Background: Although cancer patients and caregivers agree, that psychosocial care should be offered there are still limited data on the need for particular interventions in primary therapy and on the question, which psychosocial services are really important.
Methods: 265 cancer patients were investigated during their primary care in two hospitals. The patients were on average 61 years old, 58% female, educational level of 54% primary, 22% secondary, and 17% high school. The cancer had been diagnosed on average 33 months ago. 36% were in primary care, 32% in after-care and 24% in relapse treatment. Main diagnoses were breast cancer (30%), colon cancer (13%), lymphoma/leukaemia (12%) and lung cancer (6%).
Results: As the most important interventions, the patients rated “psychological individual counselling” (50%), psychological pain therapy (49%), social counselling (45%) and relaxation training (37%). Patients expect from a psycho-oncology service, that it helps them “to recognize what is important in life” (66%), “to see the good things in life” (58%), to support coping and to help the patients to understand what cancer means for him or herself (53%).
Discussion: The fact that more than half of the patients stress the importance of psychological as well as social counselling indicates that having a team of psychotherapists and social workers would be the best solution.
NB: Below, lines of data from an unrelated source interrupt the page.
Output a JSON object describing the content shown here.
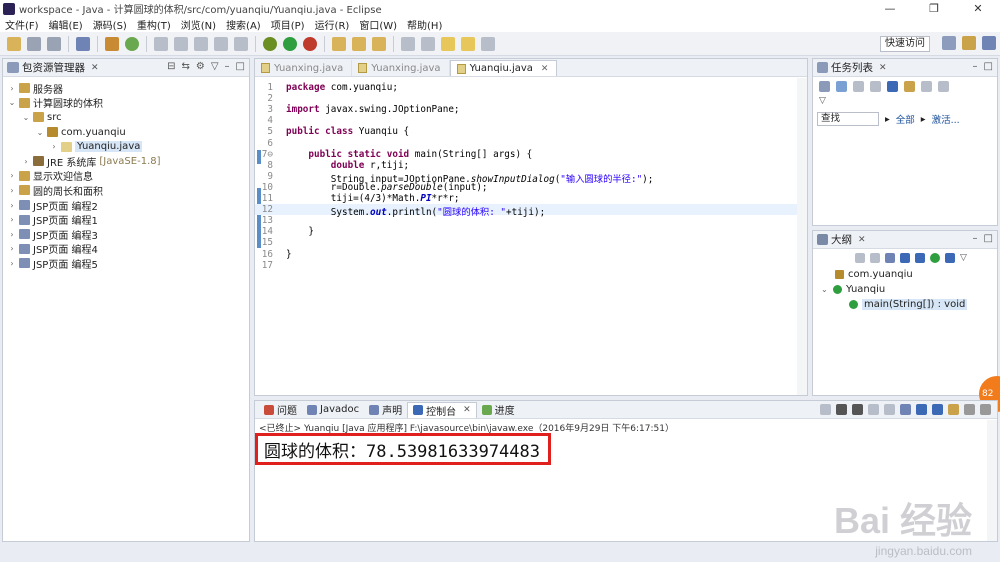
{
  "window": {
    "title": "workspace - Java - 计算圆球的体积/src/com/yuanqiu/Yuanqiu.java - Eclipse",
    "minimize": "—",
    "restore": "❐",
    "close": "✕"
  },
  "menu": [
    "文件(F)",
    "编辑(E)",
    "源码(S)",
    "重构(T)",
    "浏览(N)",
    "搜索(A)",
    "项目(P)",
    "运行(R)",
    "窗口(W)",
    "帮助(H)"
  ],
  "toolbar": {
    "quick_access": "快速访问"
  },
  "package_explorer": {
    "title": "包资源管理器",
    "tab_suffix": "✕",
    "items": [
      {
        "label": "服务器",
        "indent": 0,
        "arrow": "›",
        "icon_color": "#c9a24a"
      },
      {
        "label": "计算圆球的体积",
        "indent": 0,
        "arrow": "⌄",
        "icon_color": "#c9a24a"
      },
      {
        "label": "src",
        "indent": 1,
        "arrow": "⌄",
        "icon_color": "#c9a24a"
      },
      {
        "label": "com.yuanqiu",
        "indent": 2,
        "arrow": "⌄",
        "icon_color": "#b68b2e"
      },
      {
        "label": "Yuanqiu.java",
        "indent": 3,
        "arrow": "›",
        "icon_color": "#e2cf88",
        "selected": true
      },
      {
        "label": "JRE 系统库",
        "extra": "[JavaSE-1.8]",
        "indent": 1,
        "arrow": "›",
        "icon_color": "#8a6d3b"
      },
      {
        "label": "显示欢迎信息",
        "indent": 0,
        "arrow": "›",
        "icon_color": "#c9a24a"
      },
      {
        "label": "圆的周长和面积",
        "indent": 0,
        "arrow": "›",
        "icon_color": "#c9a24a"
      },
      {
        "label": "JSP页面 编程2",
        "indent": 0,
        "arrow": "›",
        "icon_color": "#7d8fb5"
      },
      {
        "label": "JSP页面 编程1",
        "indent": 0,
        "arrow": "›",
        "icon_color": "#7d8fb5"
      },
      {
        "label": "JSP页面 编程3",
        "indent": 0,
        "arrow": "›",
        "icon_color": "#7d8fb5"
      },
      {
        "label": "JSP页面 编程4",
        "indent": 0,
        "arrow": "›",
        "icon_color": "#7d8fb5"
      },
      {
        "label": "JSP页面 编程5",
        "indent": 0,
        "arrow": "›",
        "icon_color": "#7d8fb5"
      }
    ]
  },
  "editor": {
    "tabs": [
      {
        "label": "Yuanxing.java",
        "active": false
      },
      {
        "label": "Yuanxing.java",
        "active": false
      },
      {
        "label": "Yuanqiu.java",
        "active": true
      }
    ],
    "tab_close": "✕",
    "current_line": 12,
    "lines": [
      {
        "n": "1",
        "html": "<span class='kw'>package</span> com.yuanqiu;"
      },
      {
        "n": "2",
        "html": ""
      },
      {
        "n": "3",
        "html": "<span class='kw'>import</span> javax.swing.JOptionPane;"
      },
      {
        "n": "4",
        "html": ""
      },
      {
        "n": "5",
        "html": "<span class='kw'>public class</span> Yuanqiu {"
      },
      {
        "n": "6",
        "html": ""
      },
      {
        "n": "7⊖",
        "html": "    <span class='kw'>public static void</span> main(String[] args) {"
      },
      {
        "n": "8",
        "html": "        <span class='kw'>double</span> r,tiji;"
      },
      {
        "n": "9",
        "html": "        String input=JOptionPane.<span class='stat'>showInputDialog</span>(<span class='str'>\"输入圆球的半径:\"</span>);"
      },
      {
        "n": "10",
        "html": "        r=Double.<span class='stat'>parseDouble</span>(input);"
      },
      {
        "n": "11",
        "html": "        tiji=(4/3)*Math.<span class='fld'>PI</span>*r*r;"
      },
      {
        "n": "12",
        "html": "        System.<span class='fld'>out</span>.println(<span class='str'>\"圆球的体积: \"</span>+tiji);"
      },
      {
        "n": "13",
        "html": ""
      },
      {
        "n": "14",
        "html": "    }"
      },
      {
        "n": "15",
        "html": ""
      },
      {
        "n": "16",
        "html": "}"
      },
      {
        "n": "17",
        "html": ""
      }
    ]
  },
  "tasks": {
    "title": "任务列表",
    "find_label": "查找",
    "all_label": "全部",
    "activate_label": "激活..."
  },
  "outline": {
    "title": "大纲",
    "items": [
      {
        "label": "com.yuanqiu",
        "indent": 1
      },
      {
        "label": "Yuanqiu",
        "indent": 0
      },
      {
        "label": "main(String[]) : void",
        "indent": 2,
        "selected": true
      }
    ]
  },
  "bottom": {
    "tabs": [
      "问题",
      "Javadoc",
      "声明",
      "控制台",
      "进度"
    ],
    "active_tab": "控制台",
    "status": "<已终止> Yuanqiu [Java 应用程序] F:\\javasource\\bin\\javaw.exe（2016年9月29日 下午6:17:51）",
    "output": "圆球的体积：78.53981633974483"
  },
  "watermark": {
    "brand": "Bai 经验",
    "url": "jingyan.baidu.com"
  },
  "side_badge": "82"
}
Based on the fact that 61% of the patients would like a close cooperation between the psychosocial service and medical doctors, an integrational care model or a liaison service would best meet the needs of cancer patients.